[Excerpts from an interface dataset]

□ □ □

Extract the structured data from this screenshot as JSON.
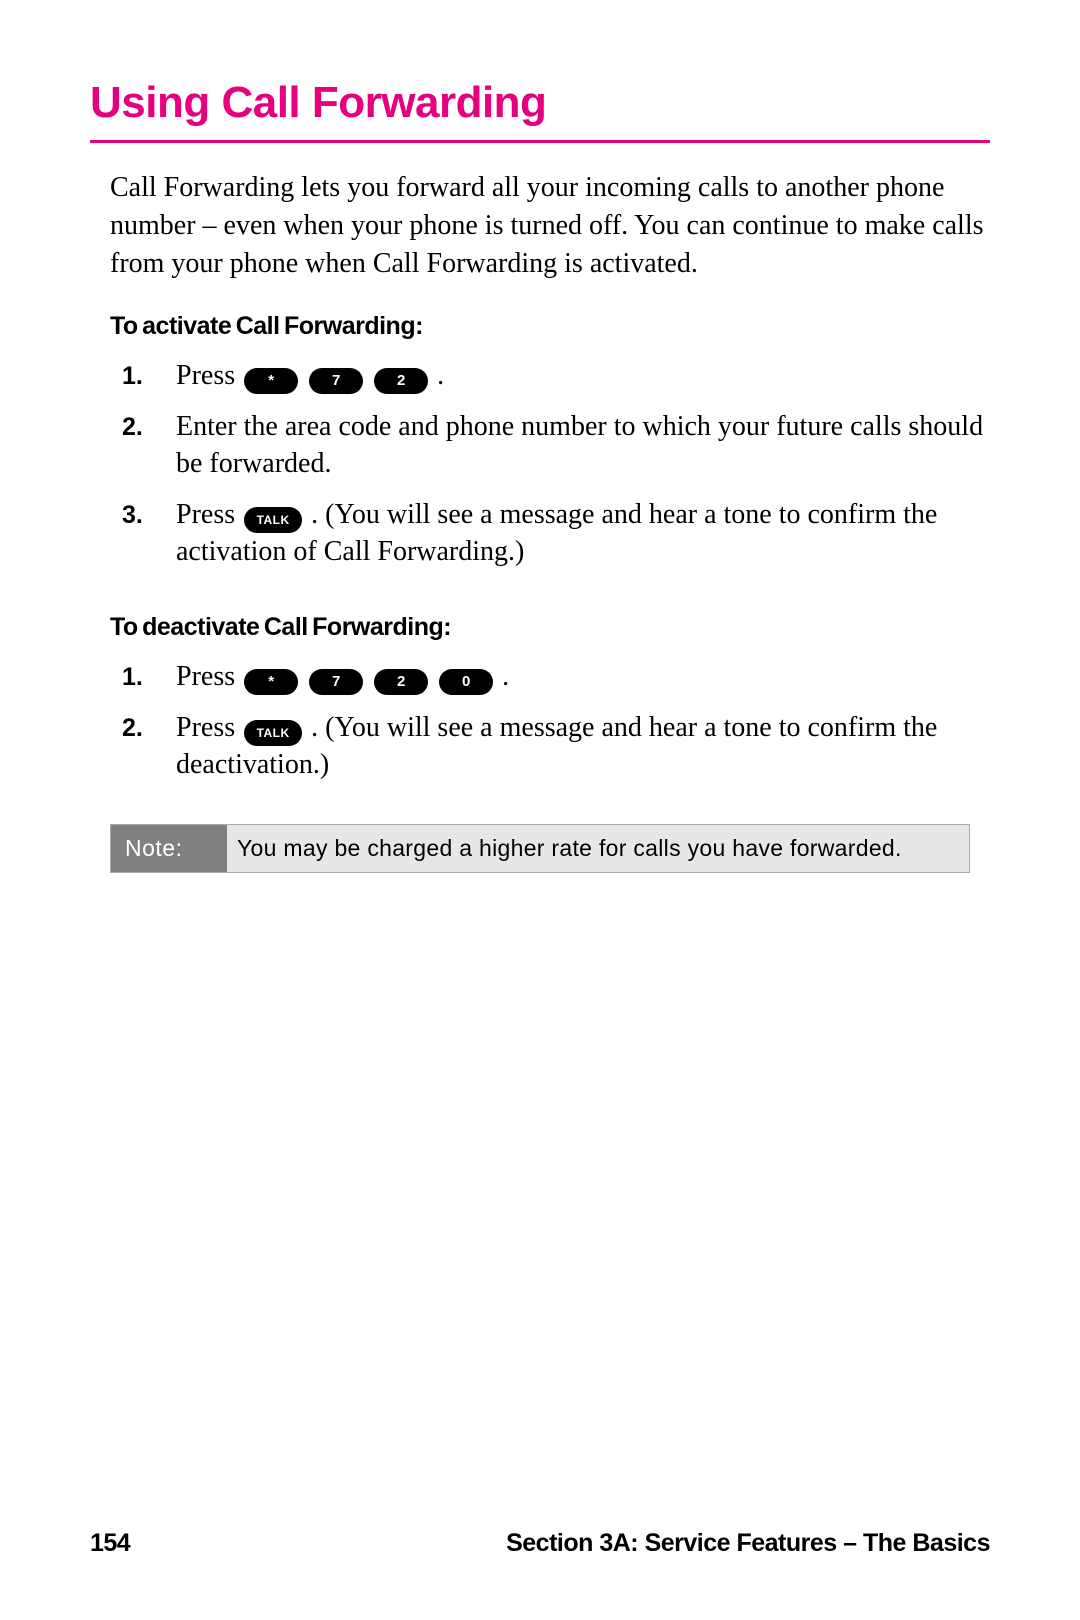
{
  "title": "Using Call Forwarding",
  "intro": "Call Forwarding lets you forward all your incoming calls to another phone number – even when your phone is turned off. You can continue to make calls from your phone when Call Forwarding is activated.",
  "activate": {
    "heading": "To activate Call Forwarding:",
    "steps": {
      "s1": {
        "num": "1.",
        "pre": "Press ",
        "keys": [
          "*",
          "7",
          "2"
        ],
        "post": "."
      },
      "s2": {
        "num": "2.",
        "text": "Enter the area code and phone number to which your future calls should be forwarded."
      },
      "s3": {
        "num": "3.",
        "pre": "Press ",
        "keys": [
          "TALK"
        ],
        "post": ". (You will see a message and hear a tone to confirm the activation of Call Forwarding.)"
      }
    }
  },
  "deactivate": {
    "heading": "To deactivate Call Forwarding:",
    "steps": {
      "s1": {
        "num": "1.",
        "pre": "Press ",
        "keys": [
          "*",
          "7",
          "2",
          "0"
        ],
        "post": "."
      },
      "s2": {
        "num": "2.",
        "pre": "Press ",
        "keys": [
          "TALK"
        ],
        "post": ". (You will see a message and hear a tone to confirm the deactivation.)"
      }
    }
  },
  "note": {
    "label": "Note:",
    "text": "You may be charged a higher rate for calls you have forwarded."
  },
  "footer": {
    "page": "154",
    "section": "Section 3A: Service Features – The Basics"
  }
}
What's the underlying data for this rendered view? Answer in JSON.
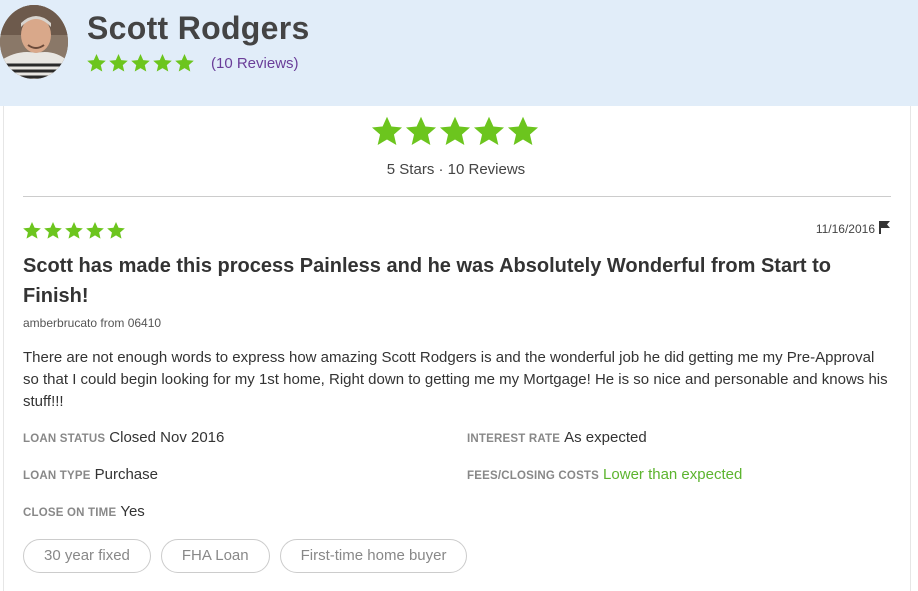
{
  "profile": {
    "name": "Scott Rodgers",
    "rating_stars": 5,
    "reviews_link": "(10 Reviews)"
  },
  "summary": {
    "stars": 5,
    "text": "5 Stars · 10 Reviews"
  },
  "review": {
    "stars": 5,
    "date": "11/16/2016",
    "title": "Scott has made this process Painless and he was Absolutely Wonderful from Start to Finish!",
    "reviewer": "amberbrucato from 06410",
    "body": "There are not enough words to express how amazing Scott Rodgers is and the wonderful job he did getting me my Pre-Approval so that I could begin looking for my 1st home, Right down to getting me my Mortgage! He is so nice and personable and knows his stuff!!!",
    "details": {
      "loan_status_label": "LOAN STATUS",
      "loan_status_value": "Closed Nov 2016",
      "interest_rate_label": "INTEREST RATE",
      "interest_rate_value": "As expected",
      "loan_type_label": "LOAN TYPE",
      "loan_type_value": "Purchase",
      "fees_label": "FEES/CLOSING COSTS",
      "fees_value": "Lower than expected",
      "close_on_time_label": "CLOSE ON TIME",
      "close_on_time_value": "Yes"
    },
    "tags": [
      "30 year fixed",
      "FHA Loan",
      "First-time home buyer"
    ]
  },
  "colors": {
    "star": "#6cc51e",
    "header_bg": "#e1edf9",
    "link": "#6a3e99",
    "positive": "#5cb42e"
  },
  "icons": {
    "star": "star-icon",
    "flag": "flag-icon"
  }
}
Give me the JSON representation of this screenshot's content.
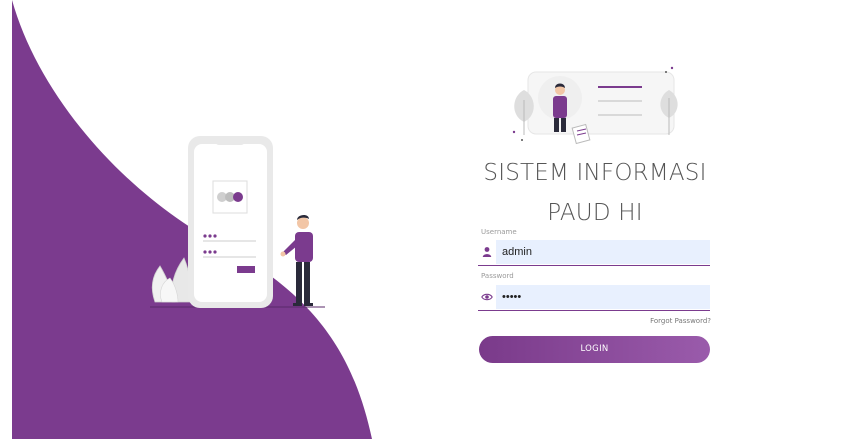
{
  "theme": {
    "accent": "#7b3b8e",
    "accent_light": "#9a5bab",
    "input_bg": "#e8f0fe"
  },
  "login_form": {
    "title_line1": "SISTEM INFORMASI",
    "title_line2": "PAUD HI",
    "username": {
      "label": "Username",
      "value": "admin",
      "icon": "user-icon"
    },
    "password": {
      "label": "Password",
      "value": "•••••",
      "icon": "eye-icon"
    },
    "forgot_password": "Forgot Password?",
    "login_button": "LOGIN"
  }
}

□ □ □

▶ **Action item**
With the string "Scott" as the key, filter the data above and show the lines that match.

▶ **Response**
    "name": "Scott Rodgers",
    "title": "Scott has made this process Painless and he was Absolutely Wonderful from Start to Finish!",
    "body": "There are not enough words to express how amazing Scott Rodgers is and the wonderful job he did getting me my Pre-Approval so that I could begin looking for my 1st home, Right down to getting me my Mortgage! He is so nice and personable and knows his stuff!!!",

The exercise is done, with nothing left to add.